ASO/B Bade photo

Didi Senft. The most famous devil in cycling lore, and a roadside attraction in his own right, Didi the Devil missed last year's Tour due to surgery. He was back again this year though, right where you expect him to be in July. He didn't seem to have the same speed of stride as he ran up the Alpe, but he can still get some pretty good hang time from his trademark leaps:

Reuters: Eric Gaillard (full image)

Will Adam Hanson be the next Jens Voigt? On a day when Jens made his own daring-do attack on the way to Alpe d'Huez Hanson, who has become quite the popular rouleur anyway, endeared himself to many fans by accepting a beer hand up. There might be some stodgy old-timers (notice I am differentiating between being a traditionalist and being stodgy, and am not sure where the line dividing the two lies) who have something to say about professional conduct, but you have to like the light-hearted moment at the end of a long, physically and mentally, draining day.

One more memorable moment from Alpe d'Huez - Tejay van Garderen did not have the Tour he might have hoped for, so when he rode away from his breakaway companions and built up a healthy lead it looked like he was going to have his day.

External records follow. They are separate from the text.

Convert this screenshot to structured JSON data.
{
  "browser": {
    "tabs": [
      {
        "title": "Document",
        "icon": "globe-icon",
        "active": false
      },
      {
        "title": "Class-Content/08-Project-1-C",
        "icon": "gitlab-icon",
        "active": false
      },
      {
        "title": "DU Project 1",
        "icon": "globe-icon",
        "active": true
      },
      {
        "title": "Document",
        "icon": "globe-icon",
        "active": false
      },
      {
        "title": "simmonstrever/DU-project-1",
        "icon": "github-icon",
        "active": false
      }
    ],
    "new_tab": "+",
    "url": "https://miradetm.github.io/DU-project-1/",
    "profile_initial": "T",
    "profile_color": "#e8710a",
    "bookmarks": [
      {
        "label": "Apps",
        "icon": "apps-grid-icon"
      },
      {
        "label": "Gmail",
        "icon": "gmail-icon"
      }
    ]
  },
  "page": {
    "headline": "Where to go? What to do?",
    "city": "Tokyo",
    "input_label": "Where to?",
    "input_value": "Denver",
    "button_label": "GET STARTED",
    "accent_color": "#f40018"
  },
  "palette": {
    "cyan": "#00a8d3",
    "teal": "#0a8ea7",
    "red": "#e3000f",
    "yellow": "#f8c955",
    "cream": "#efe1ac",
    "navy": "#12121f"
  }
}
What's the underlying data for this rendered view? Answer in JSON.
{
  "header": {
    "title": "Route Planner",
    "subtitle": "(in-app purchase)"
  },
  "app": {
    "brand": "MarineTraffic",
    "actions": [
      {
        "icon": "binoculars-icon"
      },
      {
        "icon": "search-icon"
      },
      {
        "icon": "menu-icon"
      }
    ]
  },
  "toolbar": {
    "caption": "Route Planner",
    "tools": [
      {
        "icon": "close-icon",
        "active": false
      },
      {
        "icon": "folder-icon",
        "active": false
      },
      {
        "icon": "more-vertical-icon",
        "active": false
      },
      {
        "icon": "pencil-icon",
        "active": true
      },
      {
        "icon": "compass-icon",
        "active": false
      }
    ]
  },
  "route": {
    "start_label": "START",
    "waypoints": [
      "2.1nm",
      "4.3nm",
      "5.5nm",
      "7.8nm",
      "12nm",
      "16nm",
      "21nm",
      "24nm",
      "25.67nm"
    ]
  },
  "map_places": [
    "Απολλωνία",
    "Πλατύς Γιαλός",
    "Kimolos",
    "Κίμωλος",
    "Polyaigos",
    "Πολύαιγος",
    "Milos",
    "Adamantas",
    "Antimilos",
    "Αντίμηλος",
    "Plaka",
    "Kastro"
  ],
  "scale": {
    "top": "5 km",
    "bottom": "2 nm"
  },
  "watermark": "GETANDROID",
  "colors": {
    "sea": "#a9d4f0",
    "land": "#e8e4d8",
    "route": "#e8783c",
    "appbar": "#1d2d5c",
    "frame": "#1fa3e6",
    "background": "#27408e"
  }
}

Alas it just was not to be, Christophe Riblon, from somewhere deep inside (and after sliding off the road into a watery ditch earlier in the day), found a second wind, slowly reeled Tejay in and sank the hook with two kilometers remaining. Van Garderen had no response, putting all he had on the road below, and Riblon took the win. It was France's first stage win of this year's Tour, and I am sure that must have been inspiration pushing Riblon to the top.

Marcel Kittel - I doubt I am far from alone in having watched with interest as the German sprinter has progressed over the past few years, taking on the competition at increasingly challenging races. Not two, not three, but four stage wins at this year's Tour, including the grand finale on the Champs Elysees confirm that his potential has arrived.

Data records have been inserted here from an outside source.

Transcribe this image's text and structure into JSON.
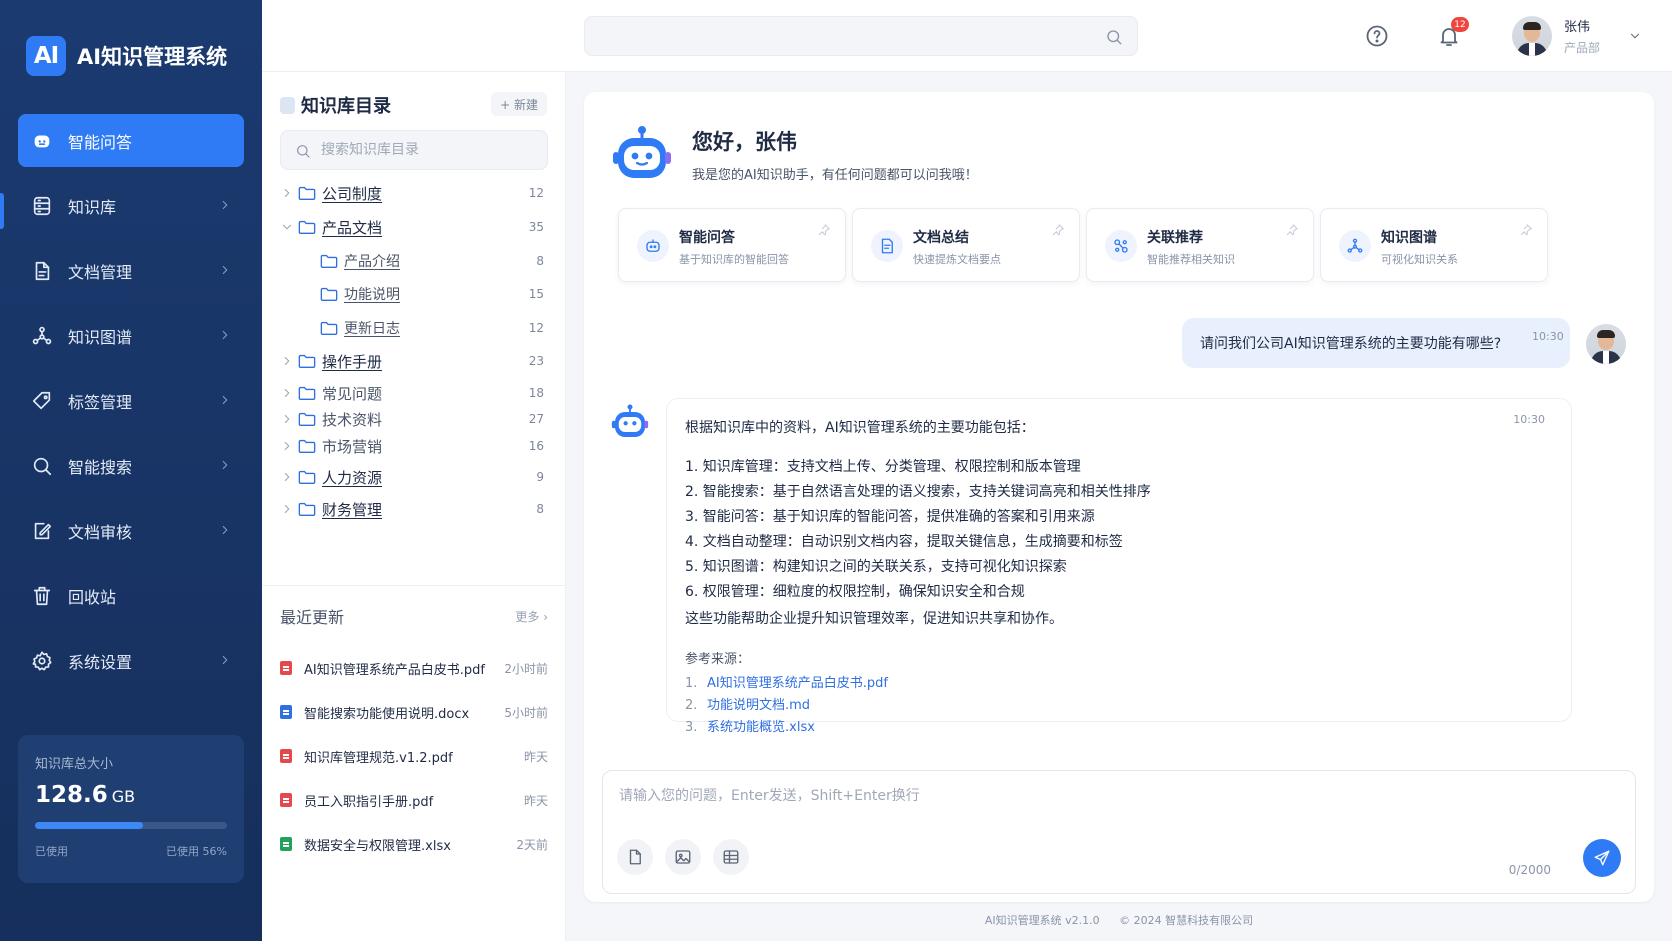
{
  "brand": {
    "logo": "AI",
    "title": "AI知识管理系统"
  },
  "nav": [
    {
      "label": "智能问答",
      "icon": "robot-icon",
      "active": true
    },
    {
      "label": "知识库",
      "icon": "database-icon"
    },
    {
      "label": "文档管理",
      "icon": "document-icon"
    },
    {
      "label": "知识图谱",
      "icon": "graph-icon"
    },
    {
      "label": "标签管理",
      "icon": "tag-icon"
    },
    {
      "label": "智能搜索",
      "icon": "search-icon"
    },
    {
      "label": "文档审核",
      "icon": "review-icon"
    },
    {
      "label": "回收站",
      "icon": "trash-icon"
    },
    {
      "label": "系统设置",
      "icon": "gear-icon"
    }
  ],
  "storage": {
    "label": "知识库总大小",
    "value": "128.6",
    "unit": "GB",
    "used_label": "已使用",
    "used_pct_label": "已使用 56%",
    "used_fraction": 0.56
  },
  "topbar": {
    "search_placeholder": "",
    "notifications": "12",
    "user_name": "张伟",
    "user_dept": "产品部"
  },
  "tree": {
    "title": "知识库目录",
    "new_label": "+ 新建",
    "search_placeholder": "搜索知识库目录",
    "items": [
      {
        "label": "公司制度",
        "count": "12",
        "level": 0,
        "expanded": false
      },
      {
        "label": "产品文档",
        "count": "35",
        "level": 0,
        "expanded": true
      },
      {
        "label": "产品介绍",
        "count": "8",
        "level": 1
      },
      {
        "label": "功能说明",
        "count": "15",
        "level": 1
      },
      {
        "label": "更新日志",
        "count": "12",
        "level": 1
      },
      {
        "label": "操作手册",
        "count": "23",
        "level": 0,
        "expanded": false
      },
      {
        "label": "常见问题",
        "count": "18",
        "level": 0,
        "expanded": false
      },
      {
        "label": "技术资料",
        "count": "27",
        "level": 0,
        "expanded": false
      },
      {
        "label": "市场营销",
        "count": "16",
        "level": 0,
        "expanded": false
      },
      {
        "label": "人力资源",
        "count": "9",
        "level": 0,
        "expanded": false
      },
      {
        "label": "财务管理",
        "count": "8",
        "level": 0,
        "expanded": false
      }
    ]
  },
  "recent": {
    "title": "最近更新",
    "more": "更多 ›",
    "items": [
      {
        "name": "AI知识管理系统产品白皮书.pdf",
        "time": "2小时前",
        "color": "#e5484d"
      },
      {
        "name": "智能搜索功能使用说明.docx",
        "time": "5小时前",
        "color": "#2f6fe0"
      },
      {
        "name": "知识库管理规范.v1.2.pdf",
        "time": "昨天",
        "color": "#e5484d"
      },
      {
        "name": "员工入职指引手册.pdf",
        "time": "昨天",
        "color": "#e5484d"
      },
      {
        "name": "数据安全与权限管理.xlsx",
        "time": "2天前",
        "color": "#22a15a"
      }
    ]
  },
  "chat": {
    "greeting": "您好，张伟",
    "greeting_sub": "我是您的AI知识助手，有任何问题都可以问我哦！",
    "cards": [
      {
        "title": "智能问答",
        "sub": "基于知识库的智能回答",
        "icon": "chat-bot-icon"
      },
      {
        "title": "文档总结",
        "sub": "快速提炼文档要点",
        "icon": "summary-icon"
      },
      {
        "title": "关联推荐",
        "sub": "智能推荐相关知识",
        "icon": "link-icon"
      },
      {
        "title": "知识图谱",
        "sub": "可视化知识关系",
        "icon": "graph-icon"
      }
    ],
    "question": "请问我们公司AI知识管理系统的主要功能有哪些?",
    "question_time": "10:30",
    "answer_time": "10:30",
    "answer_intro": "根据知识库中的资料，AI知识管理系统的主要功能包括：",
    "answer_items": [
      "1.  知识库管理：支持文档上传、分类管理、权限控制和版本管理",
      "2.  智能搜索：基于自然语言处理的语义搜索，支持关键词高亮和相关性排序",
      "3.  智能问答：基于知识库的智能问答，提供准确的答案和引用来源",
      "4.  文档自动整理：自动识别文档内容，提取关键信息，生成摘要和标签",
      "5.  知识图谱：构建知识之间的关联关系，支持可视化知识探索",
      "6.  权限管理：细粒度的权限控制，确保知识安全和合规"
    ],
    "answer_conclusion": "这些功能帮助企业提升知识管理效率，促进知识共享和协作。",
    "ref_title": "参考来源：",
    "refs": [
      {
        "n": "1.",
        "name": "AI知识管理系统产品白皮书.pdf"
      },
      {
        "n": "2.",
        "name": "功能说明文档.md"
      },
      {
        "n": "3.",
        "name": "系统功能概览.xlsx"
      }
    ],
    "input_placeholder": "请输入您的问题，Enter发送，Shift+Enter换行",
    "counter": "0/2000"
  },
  "footer": {
    "version": "AI知识管理系统 v2.1.0",
    "copyright": "© 2024 智慧科技有限公司"
  },
  "colors": {
    "sidebar": "#1b3a70",
    "accent": "#2f7bf5"
  }
}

Nairo Quintana Rojas, Movistar's Colombian climbing specialist had about as successful a Tour debut as anyone could hope for. With a stage win, Mountains Classification and the Young Rider Classification, he clearly possesses more than just potential. 

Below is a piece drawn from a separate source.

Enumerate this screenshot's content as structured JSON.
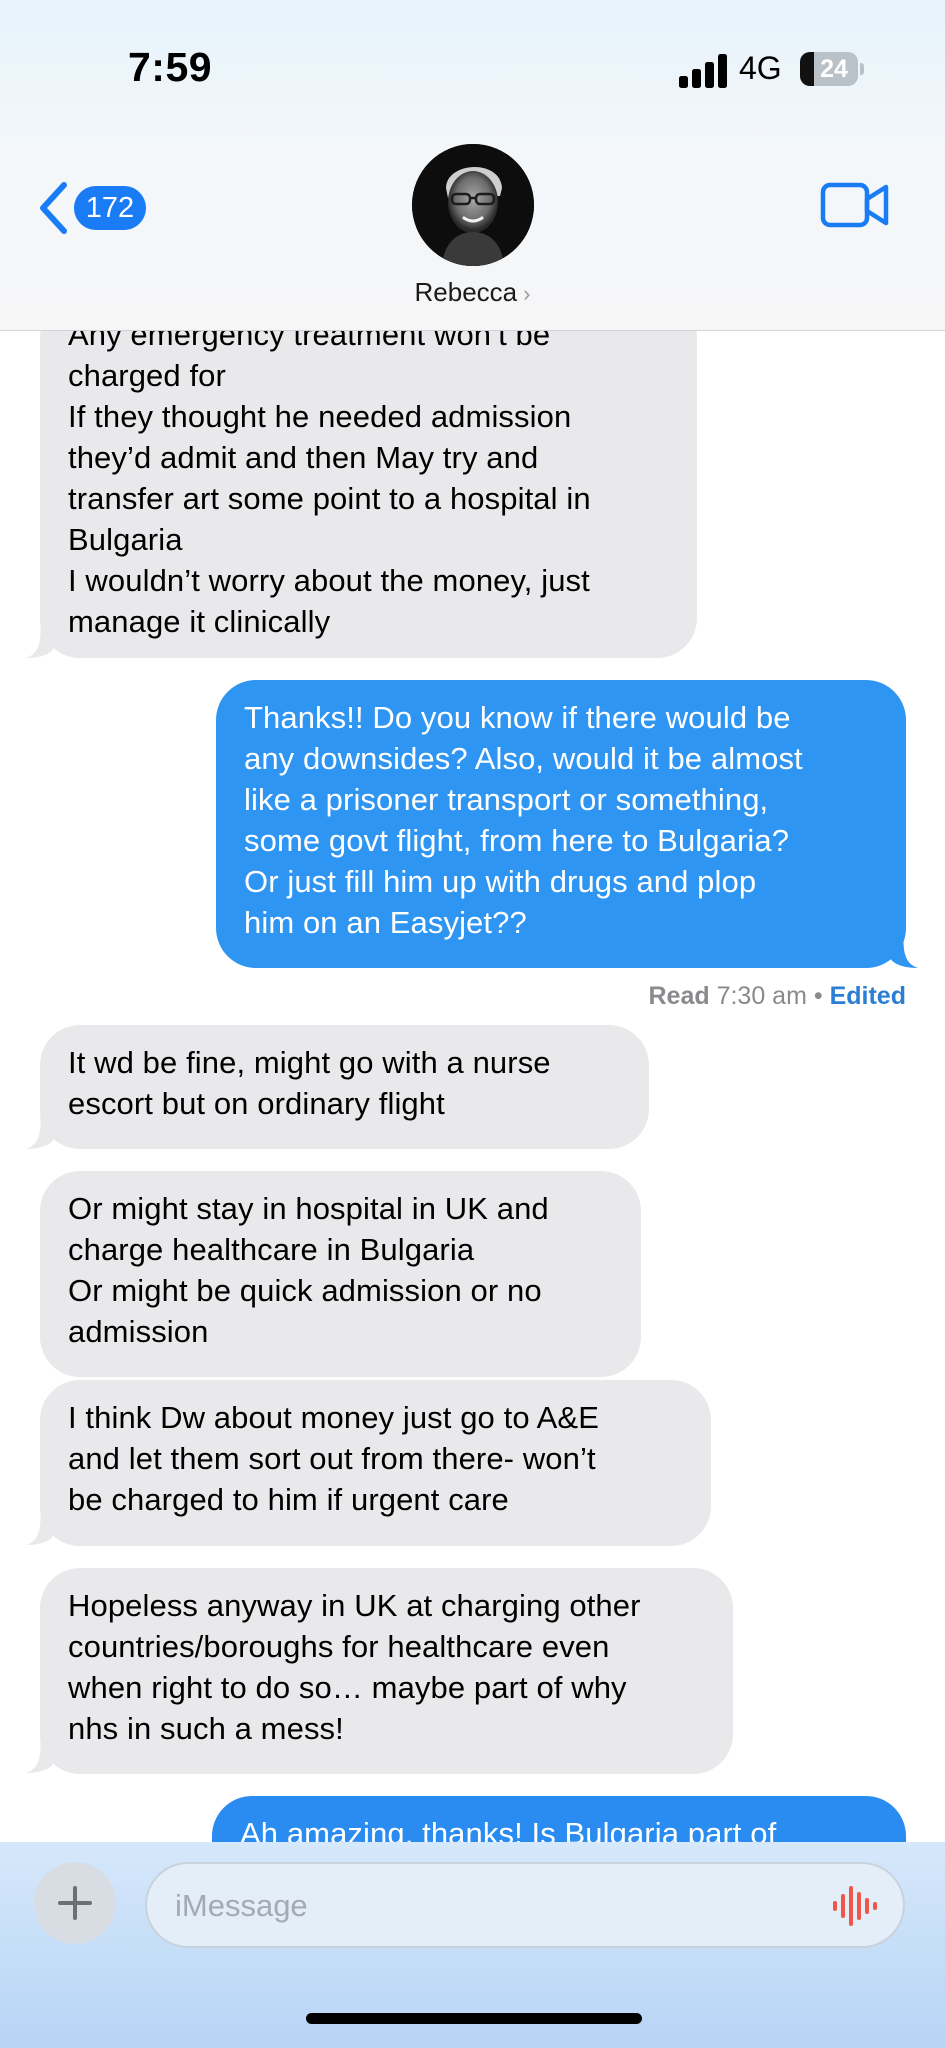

Speaking of Quintana, I was going to disparage the "pure" climbers this year for their lack of attacking style a-la Pantani, Chiappucci, Claveyrolat, and others of their ilk. But then I thought of Rui Costa's two solo stage wins done with grand style, and realized that the mountains sort things out, sometimes from a long way out, other times from within the final kilometer. Either way can be exciting.

Finally, Chris Froome. Though I am sure many of us tried to disbelieve it, I think we all had a nagging little thought that the Tour was all but over following his dominating win at Mont Ventoux. With that showing I couldn't imagine anyone putting enough time into him to make any difference in the mountains, and the time trials, well, they would just help to extend his lead. Rarely did Froome seem to not be in control; it was quite a display of both physical prowess and tactical savy, picking his moments and doing what was necessary, when it was necessary to win. Chapeau!

Oops, I had to add this one in. Everyone's favorite Aussie racer, Stuart O'Grady, rode his 17th, and final, Tour de France this year. O'Grady noted that due in part to a successful Tour during which he was a valuable part of the Orica-Green Edge team which gathered stage wins and the yellow jersey during the first half of the race, made this as good a time as any to call it quits. One of my favorites for his determination, O'Grady is probably best known for his win at Paris-Roubaix in 2007. Beyond that though, there is much in his palmares to be proud of, both on the road and on the track. Happy retirement, Stuey.

grand old men of the bunch, O'Grady with Jens Voigt